▸ **TASK STATEMENT**
Which lines in the data contain the word "VLANs"? Please copy each of them.

[Entries taken from a collection]
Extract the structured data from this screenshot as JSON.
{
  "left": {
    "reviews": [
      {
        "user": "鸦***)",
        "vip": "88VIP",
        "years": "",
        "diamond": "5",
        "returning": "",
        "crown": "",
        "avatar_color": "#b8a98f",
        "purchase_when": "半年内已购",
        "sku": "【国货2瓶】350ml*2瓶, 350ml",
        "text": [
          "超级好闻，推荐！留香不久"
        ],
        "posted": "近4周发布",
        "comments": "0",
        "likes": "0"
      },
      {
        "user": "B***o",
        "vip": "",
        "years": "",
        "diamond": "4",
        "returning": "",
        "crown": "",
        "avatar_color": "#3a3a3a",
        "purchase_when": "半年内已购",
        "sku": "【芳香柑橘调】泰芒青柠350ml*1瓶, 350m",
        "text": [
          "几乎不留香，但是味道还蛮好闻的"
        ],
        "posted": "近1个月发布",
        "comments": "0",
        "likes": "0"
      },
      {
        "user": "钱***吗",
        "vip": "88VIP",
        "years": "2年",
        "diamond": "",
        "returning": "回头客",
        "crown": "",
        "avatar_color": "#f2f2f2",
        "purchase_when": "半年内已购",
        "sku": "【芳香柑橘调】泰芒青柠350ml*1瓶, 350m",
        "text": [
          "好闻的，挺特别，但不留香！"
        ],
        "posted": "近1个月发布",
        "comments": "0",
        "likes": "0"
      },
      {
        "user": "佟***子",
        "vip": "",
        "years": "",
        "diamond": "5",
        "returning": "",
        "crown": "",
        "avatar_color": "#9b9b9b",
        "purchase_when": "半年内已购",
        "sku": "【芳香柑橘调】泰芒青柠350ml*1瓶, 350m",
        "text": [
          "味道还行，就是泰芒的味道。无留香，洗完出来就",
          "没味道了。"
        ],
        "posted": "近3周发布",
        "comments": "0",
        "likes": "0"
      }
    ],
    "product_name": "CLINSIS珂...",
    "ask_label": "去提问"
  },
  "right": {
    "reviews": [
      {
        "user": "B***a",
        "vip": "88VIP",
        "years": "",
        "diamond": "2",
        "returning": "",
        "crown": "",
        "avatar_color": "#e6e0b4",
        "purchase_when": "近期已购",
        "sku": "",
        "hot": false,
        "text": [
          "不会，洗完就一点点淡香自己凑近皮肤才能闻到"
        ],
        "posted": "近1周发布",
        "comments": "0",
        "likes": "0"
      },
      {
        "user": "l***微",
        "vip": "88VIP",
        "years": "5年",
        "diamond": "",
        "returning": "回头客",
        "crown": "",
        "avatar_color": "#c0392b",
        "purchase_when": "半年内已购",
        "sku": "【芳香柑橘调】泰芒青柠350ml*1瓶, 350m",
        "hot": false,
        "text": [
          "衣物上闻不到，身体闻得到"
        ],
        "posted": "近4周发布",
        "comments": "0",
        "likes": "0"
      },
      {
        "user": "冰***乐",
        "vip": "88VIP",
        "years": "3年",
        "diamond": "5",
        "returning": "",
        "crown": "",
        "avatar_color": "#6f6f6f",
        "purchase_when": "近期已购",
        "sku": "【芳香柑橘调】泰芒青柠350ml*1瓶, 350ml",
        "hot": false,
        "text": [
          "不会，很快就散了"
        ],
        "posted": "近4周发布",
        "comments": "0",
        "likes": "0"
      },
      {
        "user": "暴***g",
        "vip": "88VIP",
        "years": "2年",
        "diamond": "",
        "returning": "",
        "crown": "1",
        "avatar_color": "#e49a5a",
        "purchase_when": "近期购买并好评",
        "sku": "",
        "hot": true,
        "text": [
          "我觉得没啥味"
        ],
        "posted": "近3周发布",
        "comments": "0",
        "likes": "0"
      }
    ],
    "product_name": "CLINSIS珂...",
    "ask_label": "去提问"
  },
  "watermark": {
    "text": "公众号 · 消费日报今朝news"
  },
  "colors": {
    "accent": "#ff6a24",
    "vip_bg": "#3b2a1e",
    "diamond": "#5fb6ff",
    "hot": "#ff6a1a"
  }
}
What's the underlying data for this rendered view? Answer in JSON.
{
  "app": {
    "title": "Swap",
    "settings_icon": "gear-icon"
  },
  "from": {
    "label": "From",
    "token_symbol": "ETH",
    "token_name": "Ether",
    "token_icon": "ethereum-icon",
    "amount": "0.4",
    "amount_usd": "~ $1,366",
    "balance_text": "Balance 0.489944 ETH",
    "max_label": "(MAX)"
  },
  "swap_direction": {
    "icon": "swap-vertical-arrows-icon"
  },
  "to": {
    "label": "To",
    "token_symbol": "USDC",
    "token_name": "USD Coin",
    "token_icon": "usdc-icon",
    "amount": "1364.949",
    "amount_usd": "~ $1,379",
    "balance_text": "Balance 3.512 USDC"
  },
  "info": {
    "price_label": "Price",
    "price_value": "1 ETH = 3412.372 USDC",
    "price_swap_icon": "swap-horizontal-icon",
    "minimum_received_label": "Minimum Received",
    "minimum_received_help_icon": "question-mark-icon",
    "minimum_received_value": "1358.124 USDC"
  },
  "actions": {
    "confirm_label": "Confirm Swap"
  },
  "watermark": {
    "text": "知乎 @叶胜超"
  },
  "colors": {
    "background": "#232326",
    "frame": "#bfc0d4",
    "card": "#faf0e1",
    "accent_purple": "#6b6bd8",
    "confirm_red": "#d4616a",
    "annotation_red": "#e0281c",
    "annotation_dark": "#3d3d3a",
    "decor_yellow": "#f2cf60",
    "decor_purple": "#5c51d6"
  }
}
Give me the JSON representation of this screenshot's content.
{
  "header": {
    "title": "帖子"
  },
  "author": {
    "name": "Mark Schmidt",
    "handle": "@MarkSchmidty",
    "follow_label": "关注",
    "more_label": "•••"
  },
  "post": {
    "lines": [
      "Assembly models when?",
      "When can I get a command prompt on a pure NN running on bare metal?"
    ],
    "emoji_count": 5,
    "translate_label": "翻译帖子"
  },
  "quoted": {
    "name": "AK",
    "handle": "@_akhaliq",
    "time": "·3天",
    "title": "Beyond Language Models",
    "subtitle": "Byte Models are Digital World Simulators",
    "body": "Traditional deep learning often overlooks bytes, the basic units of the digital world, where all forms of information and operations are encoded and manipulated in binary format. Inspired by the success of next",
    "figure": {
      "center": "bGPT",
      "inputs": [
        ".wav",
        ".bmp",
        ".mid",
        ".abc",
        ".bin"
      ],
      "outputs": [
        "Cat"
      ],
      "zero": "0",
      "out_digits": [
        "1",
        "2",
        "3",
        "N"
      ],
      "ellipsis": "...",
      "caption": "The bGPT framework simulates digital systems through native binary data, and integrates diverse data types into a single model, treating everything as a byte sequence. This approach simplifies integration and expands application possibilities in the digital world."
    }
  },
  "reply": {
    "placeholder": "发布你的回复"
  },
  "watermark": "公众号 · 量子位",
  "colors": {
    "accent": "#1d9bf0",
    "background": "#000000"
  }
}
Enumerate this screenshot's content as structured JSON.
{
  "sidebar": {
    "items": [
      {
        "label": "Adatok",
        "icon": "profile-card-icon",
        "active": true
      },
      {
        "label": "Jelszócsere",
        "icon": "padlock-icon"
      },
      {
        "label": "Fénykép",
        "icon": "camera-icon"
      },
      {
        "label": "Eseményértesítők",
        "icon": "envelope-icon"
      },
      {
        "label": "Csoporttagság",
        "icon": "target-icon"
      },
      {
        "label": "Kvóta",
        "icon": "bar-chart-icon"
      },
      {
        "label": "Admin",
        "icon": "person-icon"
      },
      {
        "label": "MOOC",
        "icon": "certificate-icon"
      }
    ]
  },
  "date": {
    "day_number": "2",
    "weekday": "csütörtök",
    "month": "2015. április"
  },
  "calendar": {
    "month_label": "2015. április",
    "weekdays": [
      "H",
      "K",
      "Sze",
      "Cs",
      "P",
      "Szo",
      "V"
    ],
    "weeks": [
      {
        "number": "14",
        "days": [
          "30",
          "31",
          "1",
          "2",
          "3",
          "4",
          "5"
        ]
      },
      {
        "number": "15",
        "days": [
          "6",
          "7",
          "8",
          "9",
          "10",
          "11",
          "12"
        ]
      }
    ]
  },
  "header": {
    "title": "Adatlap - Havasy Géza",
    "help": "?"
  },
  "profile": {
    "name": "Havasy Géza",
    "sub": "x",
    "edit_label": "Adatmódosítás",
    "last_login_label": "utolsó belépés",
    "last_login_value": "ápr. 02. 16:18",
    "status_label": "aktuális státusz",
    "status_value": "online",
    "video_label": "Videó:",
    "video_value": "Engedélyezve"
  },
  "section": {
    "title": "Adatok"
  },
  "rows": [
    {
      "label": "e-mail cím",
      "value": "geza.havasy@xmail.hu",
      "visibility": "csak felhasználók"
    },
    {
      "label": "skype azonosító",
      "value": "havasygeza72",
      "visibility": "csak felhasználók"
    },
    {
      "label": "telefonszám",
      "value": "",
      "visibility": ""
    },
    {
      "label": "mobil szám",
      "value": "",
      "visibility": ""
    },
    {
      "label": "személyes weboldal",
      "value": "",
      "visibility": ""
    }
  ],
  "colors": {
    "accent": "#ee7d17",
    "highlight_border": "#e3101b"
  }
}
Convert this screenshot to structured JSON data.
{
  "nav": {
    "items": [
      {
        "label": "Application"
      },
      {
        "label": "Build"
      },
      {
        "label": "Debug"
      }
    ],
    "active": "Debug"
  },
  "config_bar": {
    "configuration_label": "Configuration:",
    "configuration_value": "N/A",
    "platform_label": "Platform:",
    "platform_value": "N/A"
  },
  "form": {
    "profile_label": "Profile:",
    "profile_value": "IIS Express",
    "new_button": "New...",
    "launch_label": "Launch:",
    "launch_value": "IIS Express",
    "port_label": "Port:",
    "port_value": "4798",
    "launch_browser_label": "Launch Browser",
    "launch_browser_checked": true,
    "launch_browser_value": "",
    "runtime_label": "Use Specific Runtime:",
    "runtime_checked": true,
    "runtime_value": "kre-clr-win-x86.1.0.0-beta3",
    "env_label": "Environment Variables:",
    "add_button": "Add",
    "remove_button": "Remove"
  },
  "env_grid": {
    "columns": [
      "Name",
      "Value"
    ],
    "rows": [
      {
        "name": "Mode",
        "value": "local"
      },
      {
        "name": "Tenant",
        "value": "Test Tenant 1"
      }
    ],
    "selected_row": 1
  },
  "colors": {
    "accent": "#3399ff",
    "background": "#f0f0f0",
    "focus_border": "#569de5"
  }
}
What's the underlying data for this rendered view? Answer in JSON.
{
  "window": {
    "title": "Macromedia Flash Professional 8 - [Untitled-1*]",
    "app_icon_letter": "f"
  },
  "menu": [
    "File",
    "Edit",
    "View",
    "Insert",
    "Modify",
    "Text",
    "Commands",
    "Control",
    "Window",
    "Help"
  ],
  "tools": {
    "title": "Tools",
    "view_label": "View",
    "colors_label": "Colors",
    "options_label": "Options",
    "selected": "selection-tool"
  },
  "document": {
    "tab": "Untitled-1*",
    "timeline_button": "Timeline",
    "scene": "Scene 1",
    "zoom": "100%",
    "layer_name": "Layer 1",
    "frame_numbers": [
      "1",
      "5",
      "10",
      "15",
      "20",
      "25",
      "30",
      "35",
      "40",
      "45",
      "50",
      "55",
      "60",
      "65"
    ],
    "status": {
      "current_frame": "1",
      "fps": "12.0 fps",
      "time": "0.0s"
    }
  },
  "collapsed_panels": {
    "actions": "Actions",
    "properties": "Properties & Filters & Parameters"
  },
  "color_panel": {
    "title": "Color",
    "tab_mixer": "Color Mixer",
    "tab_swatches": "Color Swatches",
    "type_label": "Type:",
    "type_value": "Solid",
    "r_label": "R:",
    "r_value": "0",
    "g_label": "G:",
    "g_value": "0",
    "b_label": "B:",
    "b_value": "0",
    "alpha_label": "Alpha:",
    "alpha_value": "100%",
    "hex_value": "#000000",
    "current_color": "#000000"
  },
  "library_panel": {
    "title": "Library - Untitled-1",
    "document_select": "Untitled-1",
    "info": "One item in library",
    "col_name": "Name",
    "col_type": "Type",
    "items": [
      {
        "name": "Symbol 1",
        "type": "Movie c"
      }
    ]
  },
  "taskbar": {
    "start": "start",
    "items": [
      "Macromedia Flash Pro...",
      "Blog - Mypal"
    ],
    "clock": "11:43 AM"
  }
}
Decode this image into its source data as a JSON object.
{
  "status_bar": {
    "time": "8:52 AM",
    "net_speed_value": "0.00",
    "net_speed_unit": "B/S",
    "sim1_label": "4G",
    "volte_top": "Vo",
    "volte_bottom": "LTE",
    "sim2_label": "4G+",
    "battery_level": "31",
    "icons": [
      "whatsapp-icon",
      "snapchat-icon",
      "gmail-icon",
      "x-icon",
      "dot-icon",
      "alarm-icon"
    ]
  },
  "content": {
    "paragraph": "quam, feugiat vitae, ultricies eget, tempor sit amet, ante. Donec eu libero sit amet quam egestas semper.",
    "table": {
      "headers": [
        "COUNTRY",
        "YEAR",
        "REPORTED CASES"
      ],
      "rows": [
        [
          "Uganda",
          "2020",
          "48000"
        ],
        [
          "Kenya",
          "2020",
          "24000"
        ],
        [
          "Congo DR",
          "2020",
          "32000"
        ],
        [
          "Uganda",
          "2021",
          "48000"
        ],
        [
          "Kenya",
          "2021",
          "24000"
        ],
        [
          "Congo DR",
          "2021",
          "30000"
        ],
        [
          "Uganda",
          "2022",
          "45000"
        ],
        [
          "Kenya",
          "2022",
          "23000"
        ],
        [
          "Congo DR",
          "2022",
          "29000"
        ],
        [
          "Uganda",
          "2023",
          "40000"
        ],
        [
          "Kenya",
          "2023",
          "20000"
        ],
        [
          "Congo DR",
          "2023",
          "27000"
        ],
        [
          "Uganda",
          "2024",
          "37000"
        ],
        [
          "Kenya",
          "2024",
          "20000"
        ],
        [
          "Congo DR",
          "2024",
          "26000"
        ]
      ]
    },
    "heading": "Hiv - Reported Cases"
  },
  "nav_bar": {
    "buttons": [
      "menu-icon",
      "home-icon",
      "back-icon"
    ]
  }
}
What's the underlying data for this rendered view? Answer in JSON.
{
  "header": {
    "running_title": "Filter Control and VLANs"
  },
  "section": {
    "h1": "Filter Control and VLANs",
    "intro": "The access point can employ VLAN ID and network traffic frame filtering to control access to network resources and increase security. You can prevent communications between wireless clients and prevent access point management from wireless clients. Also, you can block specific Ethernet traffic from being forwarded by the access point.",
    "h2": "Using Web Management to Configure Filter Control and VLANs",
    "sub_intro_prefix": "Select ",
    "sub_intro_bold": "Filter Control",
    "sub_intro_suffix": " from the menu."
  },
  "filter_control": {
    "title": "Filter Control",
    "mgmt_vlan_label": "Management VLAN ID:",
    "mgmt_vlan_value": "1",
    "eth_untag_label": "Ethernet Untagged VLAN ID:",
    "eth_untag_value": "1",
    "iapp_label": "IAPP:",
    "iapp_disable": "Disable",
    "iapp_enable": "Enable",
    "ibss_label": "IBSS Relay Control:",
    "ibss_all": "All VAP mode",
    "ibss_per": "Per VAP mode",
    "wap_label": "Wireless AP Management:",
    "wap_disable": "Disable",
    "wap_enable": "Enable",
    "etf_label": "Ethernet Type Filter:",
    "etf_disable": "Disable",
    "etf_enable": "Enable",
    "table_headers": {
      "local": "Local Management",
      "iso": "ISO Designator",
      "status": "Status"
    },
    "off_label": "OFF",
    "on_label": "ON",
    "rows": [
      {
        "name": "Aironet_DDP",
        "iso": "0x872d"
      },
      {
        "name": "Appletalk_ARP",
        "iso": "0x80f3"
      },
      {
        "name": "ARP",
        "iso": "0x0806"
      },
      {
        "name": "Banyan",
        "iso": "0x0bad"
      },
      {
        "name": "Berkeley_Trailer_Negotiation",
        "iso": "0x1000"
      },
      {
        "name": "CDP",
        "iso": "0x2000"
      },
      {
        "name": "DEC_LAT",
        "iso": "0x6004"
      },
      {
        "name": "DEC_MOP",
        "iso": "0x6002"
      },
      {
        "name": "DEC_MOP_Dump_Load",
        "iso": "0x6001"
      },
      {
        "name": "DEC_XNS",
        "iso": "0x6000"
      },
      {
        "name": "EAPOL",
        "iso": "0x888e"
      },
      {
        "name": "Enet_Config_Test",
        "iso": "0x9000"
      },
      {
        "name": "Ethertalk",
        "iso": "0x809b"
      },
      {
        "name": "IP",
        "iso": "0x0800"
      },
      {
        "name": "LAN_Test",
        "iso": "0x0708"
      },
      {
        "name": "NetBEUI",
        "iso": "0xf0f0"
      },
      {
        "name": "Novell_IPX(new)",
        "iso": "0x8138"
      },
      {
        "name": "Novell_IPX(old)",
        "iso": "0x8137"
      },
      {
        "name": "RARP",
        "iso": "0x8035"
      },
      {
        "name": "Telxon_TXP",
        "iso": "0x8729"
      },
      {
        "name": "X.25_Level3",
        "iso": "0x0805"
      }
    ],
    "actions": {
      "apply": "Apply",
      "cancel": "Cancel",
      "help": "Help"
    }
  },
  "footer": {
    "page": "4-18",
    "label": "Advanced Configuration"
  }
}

▸ **ANSWER TO THIS TASK**
    "running_title": "Filter Control and VLANs"
    "h1": "Filter Control and VLANs",
    "h2": "Using Web Management to Configure Filter Control and VLANs",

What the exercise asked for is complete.